Step 1 – Fill up your stock pot with the bones. I’ve used a crock pot before, and I’ve heard an Instant Pot can work, but I prefer using a stock pot like this one.
Step 2 – Cover the bones with water. Use just enough water so the bones are covered by an inch or two, but not much more than that.
Step 3 – Add about ¼ cup of white vinegar and let it sit for an hour. Vinegar helps to leach nutrients out of the bones.
Step 4 – After an hour, bring the water to a boil. Soon after it’s started to boil, you’ll want to skim off all the foam. I use a strainer like this one.
Step 5 – After the foam has been skimmed, add a red onion and some garlic. This of course is optional since they’re added to improve the taste. You can add any vegetable you’d like.
Step 6 – After you’ve added veggies, cover the pot, and lower the heat till it’s barely simmering. Let it sit like this for 12-24 hours. It’ll reduce quite a bit.
Step 7 – Take off the heat and let it cool a bit. Use a colander and a large bowl to strain the bones. You can also run the liquid through a fine mesh sieve to strain even more bits of meat and whatever else is left.
Step 8 – Let the Bone Broth sit in the bowl until a thick layer of fat forms on top. Use a spoon to remove the layer of fat. The broth will probably have firmed-up and look like brown jelly. This is a good thing.
Step 9 – Divide the Bone Broth into Ziploc bags. I like to measure out 2 cups and will store it flat in the freezer. I can usually get 16 cups from my leftover turkey carcass.
Step 10 – When you’re ready to use it, defrost it and use it in soups, or as sipping broth. Enjoy!
Storing Bone Broth
Bone broth stores well in the refrigerator for approximately 5 days. When it’s cold, it will be gelatinous, but heating the broth will make it liquid again.
These Souper Cube molds are exactly 1 cup portions and make it easy to pop a cube into a mug.
Benefits of Bone Broth for Pets

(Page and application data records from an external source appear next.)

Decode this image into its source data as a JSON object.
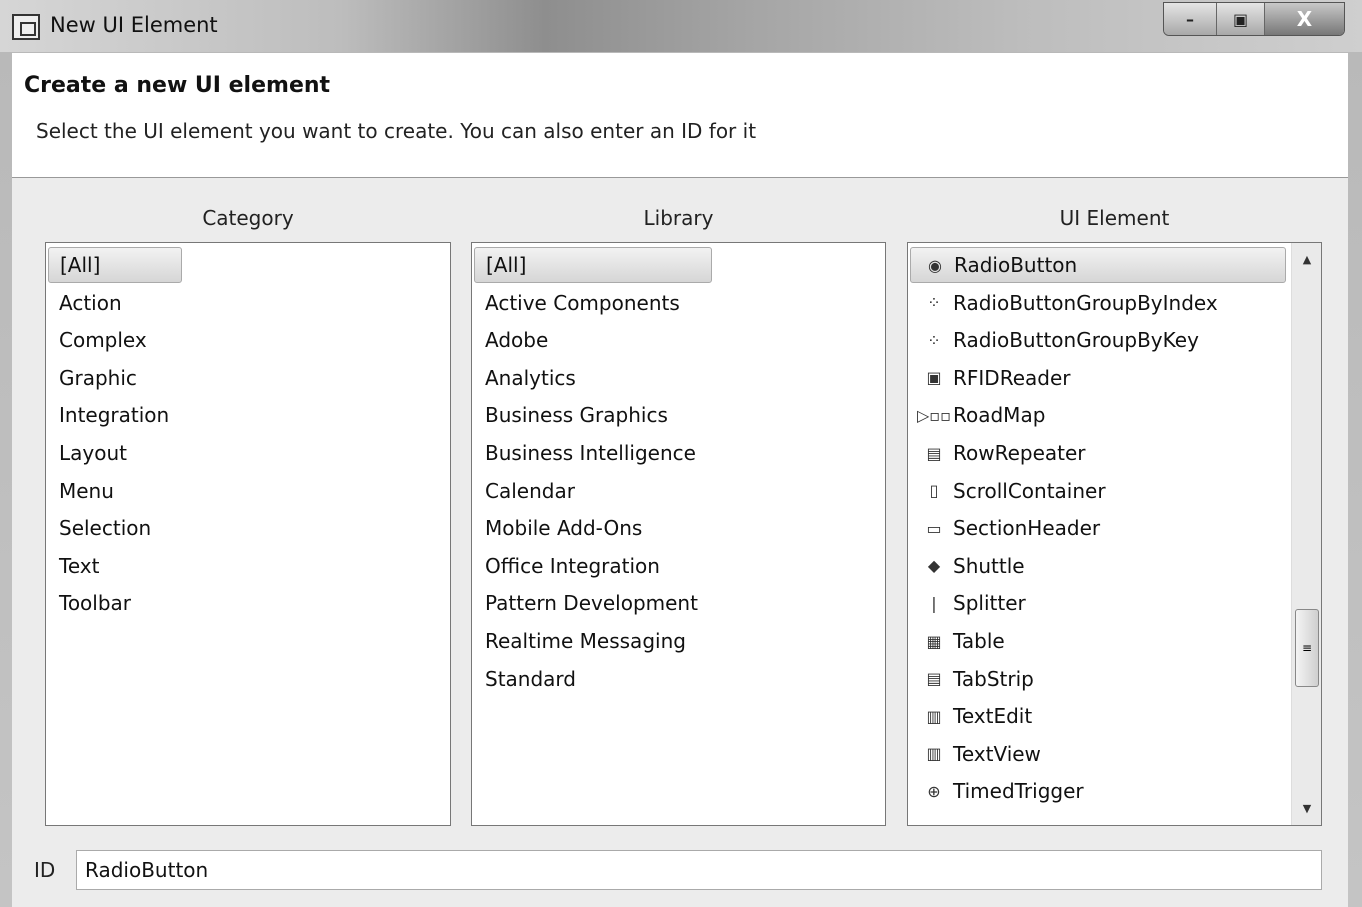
{
  "window": {
    "title": "New UI Element",
    "minimize": "–",
    "maximize": "▣",
    "close": "X"
  },
  "header": {
    "title": "Create a new UI element",
    "description": "Select the UI element you want to create. You can also enter an ID for it"
  },
  "category": {
    "heading": "Category",
    "items": [
      "[All]",
      "Action",
      "Complex",
      "Graphic",
      "Integration",
      "Layout",
      "Menu",
      "Selection",
      "Text",
      "Toolbar"
    ],
    "selected": "[All]"
  },
  "library": {
    "heading": "Library",
    "items": [
      "[All]",
      "Active Components",
      "Adobe",
      "Analytics",
      "Business Graphics",
      "Business Intelligence",
      "Calendar",
      "Mobile Add-Ons",
      "Office Integration",
      "Pattern Development",
      "Realtime Messaging",
      "Standard"
    ],
    "selected": "[All]"
  },
  "ui_element": {
    "heading": "UI Element",
    "selected": "RadioButton",
    "items": [
      {
        "label": "RadioButton",
        "icon": "radio-button-icon",
        "glyph": "◉"
      },
      {
        "label": "RadioButtonGroupByIndex",
        "icon": "radio-group-index-icon",
        "glyph": "⁘"
      },
      {
        "label": "RadioButtonGroupByKey",
        "icon": "radio-group-key-icon",
        "glyph": "⁘"
      },
      {
        "label": "RFIDReader",
        "icon": "rfid-reader-icon",
        "glyph": "▣"
      },
      {
        "label": "RoadMap",
        "icon": "roadmap-icon",
        "glyph": "▷▫▫"
      },
      {
        "label": "RowRepeater",
        "icon": "row-repeater-icon",
        "glyph": "▤"
      },
      {
        "label": "ScrollContainer",
        "icon": "scroll-container-icon",
        "glyph": "▯"
      },
      {
        "label": "SectionHeader",
        "icon": "section-header-icon",
        "glyph": "▭"
      },
      {
        "label": "Shuttle",
        "icon": "shuttle-icon",
        "glyph": "◆"
      },
      {
        "label": "Splitter",
        "icon": "splitter-icon",
        "glyph": "|"
      },
      {
        "label": "Table",
        "icon": "table-icon",
        "glyph": "▦"
      },
      {
        "label": "TabStrip",
        "icon": "tabstrip-icon",
        "glyph": "▤"
      },
      {
        "label": "TextEdit",
        "icon": "text-edit-icon",
        "glyph": "▥"
      },
      {
        "label": "TextView",
        "icon": "text-view-icon",
        "glyph": "▥"
      },
      {
        "label": "TimedTrigger",
        "icon": "timed-trigger-icon",
        "glyph": "⊕"
      }
    ],
    "scroll": {
      "up": "▲",
      "down": "▼",
      "grip": "≡"
    }
  },
  "id_field": {
    "label": "ID",
    "value": "RadioButton"
  }
}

If you’re a dog lover and like to include healthy additions in your dog’s kibble, add bone broth. It’s also just a great for them as it is for us. Your dog will love it. If you plan to make bone broth solely for the dog, just leave out the onions and seasonings.
Not Just a Fad
Bone broth has been gaining popularity due to the Keto craze, but it’s been around since humans first cooked with fire. Its benefits have been known for thousands of years and has a place in every modern kitchen. If you include bone broth in your diet, I’d love if you left a comment letting me know what health benefits you’ve noticed.
Check out my YouTube video on how I make Thanksgiving Turkey Bone Broth.
Love this!! Thank you for all the great information. I will be definitely using this recipe.
Happy to help out and good luck!
I’ve taken a break from instagram since the beginning of the year and you are the most missed influencer by far for me! But I drink bone broth daily also and have noticed my skin is clearer.Also during my cycle I drink more of it for inflammation and so I’m not consuming as much caffeine! ❤️
I’ll be taking a much needed Instagram break pretty soon as well. Bone broth is awesome, especially during our cycles. Thank you so much for your sweet compliment!